This is because, as Habermas puts it, ‘a generalisation of interests that cuts across national borders is only possible in a European Parliament organised by parliamentary functions’. He argues for more profound political integration in Europe, so as to create a shift in the balance between politics and the market, which is continuing to the present day in the wake of the neoliberal self-disempowerment of politics.
This disempowerment of politics manifested itself during the 2008 financial crisis and subsequent economic recessions across the EU as pressure being exerted by the financial markets on the politically fragmented national budgets, which fostered a collectivising, pejorative self-perception of the populations affected by the crisis. Habermas asserts that the response by markets, lead governments, key international organisations and the mainstream neoliberal commentariat all contributed greatly to the sinister, punitive grounds on which assistance was offered to ‘programme’ countries by ‘turning the “donor” and the “beneficiary” countries against each other and fomenting nationalism’.
Such an impasse repeating itself could be overcome if pro-European parties conduct joint-transnational campaigns against the falsifying representation of social questions as national questions. It also requires, he argues, ‘extending the monetary union into a supranational democracy’ which could provide the institutional platform for reversing the neoliberal trend of recent decades. Above all, Habermas has argued (in Europe: The Faltering Project) for a policy of gradual European integration in which key decisions about Europe’s future are put in the hands of its peoples, rather than the ‘neoliberal orthodoxy’.
Investing in communities
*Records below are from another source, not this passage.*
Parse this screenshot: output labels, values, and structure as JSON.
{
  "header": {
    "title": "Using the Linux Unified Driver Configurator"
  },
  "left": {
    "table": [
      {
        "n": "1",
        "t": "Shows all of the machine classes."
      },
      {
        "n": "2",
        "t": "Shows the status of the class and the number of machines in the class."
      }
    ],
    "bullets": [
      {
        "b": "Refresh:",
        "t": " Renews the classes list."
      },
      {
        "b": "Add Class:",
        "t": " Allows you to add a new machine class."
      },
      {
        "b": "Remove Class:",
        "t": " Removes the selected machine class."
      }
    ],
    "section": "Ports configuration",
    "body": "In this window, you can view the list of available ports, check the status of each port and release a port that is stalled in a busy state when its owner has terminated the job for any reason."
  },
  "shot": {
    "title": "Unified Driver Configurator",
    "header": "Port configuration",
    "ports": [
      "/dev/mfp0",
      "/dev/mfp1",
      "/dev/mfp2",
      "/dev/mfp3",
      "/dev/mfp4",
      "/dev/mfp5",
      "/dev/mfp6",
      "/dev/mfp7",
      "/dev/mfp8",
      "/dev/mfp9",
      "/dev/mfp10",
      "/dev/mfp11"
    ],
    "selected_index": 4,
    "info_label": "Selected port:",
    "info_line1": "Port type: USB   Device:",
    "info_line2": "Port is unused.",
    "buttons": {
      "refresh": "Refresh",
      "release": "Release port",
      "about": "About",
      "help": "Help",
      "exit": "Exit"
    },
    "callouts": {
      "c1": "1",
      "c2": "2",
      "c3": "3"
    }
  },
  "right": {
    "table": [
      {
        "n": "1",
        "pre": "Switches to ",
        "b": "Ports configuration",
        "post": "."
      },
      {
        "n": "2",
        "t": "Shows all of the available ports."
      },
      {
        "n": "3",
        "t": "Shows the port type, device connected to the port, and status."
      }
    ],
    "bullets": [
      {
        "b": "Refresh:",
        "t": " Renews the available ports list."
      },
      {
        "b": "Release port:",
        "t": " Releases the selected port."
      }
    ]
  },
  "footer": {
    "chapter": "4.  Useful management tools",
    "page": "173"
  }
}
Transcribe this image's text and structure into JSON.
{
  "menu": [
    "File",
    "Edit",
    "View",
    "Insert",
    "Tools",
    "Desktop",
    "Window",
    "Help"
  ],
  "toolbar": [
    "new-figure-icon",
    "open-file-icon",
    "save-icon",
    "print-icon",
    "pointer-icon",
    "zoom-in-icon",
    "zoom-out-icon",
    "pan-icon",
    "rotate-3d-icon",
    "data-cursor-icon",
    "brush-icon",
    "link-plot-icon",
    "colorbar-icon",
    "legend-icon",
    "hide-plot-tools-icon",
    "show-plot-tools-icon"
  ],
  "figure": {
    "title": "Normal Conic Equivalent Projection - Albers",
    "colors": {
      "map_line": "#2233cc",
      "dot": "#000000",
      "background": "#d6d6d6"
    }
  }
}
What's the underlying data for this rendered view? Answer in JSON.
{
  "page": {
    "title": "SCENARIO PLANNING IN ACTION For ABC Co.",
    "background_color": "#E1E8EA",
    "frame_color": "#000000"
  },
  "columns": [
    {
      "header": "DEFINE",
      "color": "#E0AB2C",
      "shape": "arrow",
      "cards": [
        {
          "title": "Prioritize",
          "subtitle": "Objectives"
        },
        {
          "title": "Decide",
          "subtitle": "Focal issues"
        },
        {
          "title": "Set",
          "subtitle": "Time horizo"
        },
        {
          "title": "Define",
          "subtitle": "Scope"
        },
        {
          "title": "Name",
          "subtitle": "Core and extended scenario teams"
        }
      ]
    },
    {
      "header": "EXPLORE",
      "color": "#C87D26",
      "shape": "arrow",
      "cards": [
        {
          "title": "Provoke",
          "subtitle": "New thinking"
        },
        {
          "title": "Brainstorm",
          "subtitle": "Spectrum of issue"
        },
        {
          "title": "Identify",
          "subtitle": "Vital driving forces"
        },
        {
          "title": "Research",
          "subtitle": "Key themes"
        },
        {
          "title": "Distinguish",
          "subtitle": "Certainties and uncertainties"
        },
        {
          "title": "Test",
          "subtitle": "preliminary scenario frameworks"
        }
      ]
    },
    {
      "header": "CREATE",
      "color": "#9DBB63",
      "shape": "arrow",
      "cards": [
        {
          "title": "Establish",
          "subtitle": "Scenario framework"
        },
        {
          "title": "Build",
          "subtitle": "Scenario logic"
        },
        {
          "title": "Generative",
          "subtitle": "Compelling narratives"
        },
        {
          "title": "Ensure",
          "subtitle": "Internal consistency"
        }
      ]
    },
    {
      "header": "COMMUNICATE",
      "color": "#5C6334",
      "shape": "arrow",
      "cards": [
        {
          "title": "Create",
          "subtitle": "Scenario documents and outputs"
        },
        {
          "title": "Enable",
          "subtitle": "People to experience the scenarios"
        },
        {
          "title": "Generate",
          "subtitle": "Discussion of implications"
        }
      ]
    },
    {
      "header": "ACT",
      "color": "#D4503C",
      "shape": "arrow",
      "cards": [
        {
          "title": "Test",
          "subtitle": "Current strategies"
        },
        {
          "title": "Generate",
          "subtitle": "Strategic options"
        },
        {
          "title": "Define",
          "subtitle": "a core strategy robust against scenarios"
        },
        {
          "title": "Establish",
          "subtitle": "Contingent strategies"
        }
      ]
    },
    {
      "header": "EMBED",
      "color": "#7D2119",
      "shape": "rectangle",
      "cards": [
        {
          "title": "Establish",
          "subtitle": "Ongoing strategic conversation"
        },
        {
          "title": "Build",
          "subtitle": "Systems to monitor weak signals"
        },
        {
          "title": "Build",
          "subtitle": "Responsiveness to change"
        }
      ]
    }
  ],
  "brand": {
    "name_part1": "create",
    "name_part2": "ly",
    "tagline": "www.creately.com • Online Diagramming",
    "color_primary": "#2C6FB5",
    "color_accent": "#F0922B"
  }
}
Looking ahead, my vision is of a Europe with excellent public services at its core. Good jobs in the public sector mean quality services for citizens. We must remember that the services the public sector delivers are not a cost to society but an investment in our communities. This message must be taken to the heart of Europe. What is unaccountable is the speculative flow of insatiable capital—a global, unregulated, financialised version of economy that represents the greatest threat to democracy, the greatest source of an inevitable conflict and the greatest obstacle to us achieving an end to global poverty or achieving sustainability.
Responding to the necessary transformation of this relationship between economy and society is an urgent priority, in times that are marked in the absence of an adequate and inclusive discourse by the rise of an ever-more rancorous rhetoric—one which is frequently founded in despair, alienation, anomie and exclusion, which produces statements from the unaccountable that seek to divide us against one another on the grounds of ethnicity, religion and nationality.
This Europe we seek must be one in which such hateful squabbles are replaced with openness, inclusivity, cohesion, solidarity and a recognition that the shift to a new gendered, ecological-social paradigm of wealth creation and distribution is pursued together and without delay—not just for our benefit in the European Union but for the future generations whom we would wish to inhabit a peaceful, harmonious world that is supported by a sustainable vision of economy and society, and enriched by a diversity of cultures.
This is an edited extract from a lecture by the author at the University of Leipzig on July 4th 2019.
Michael D Higgins is the ninth president of Ireland.
– Social Europe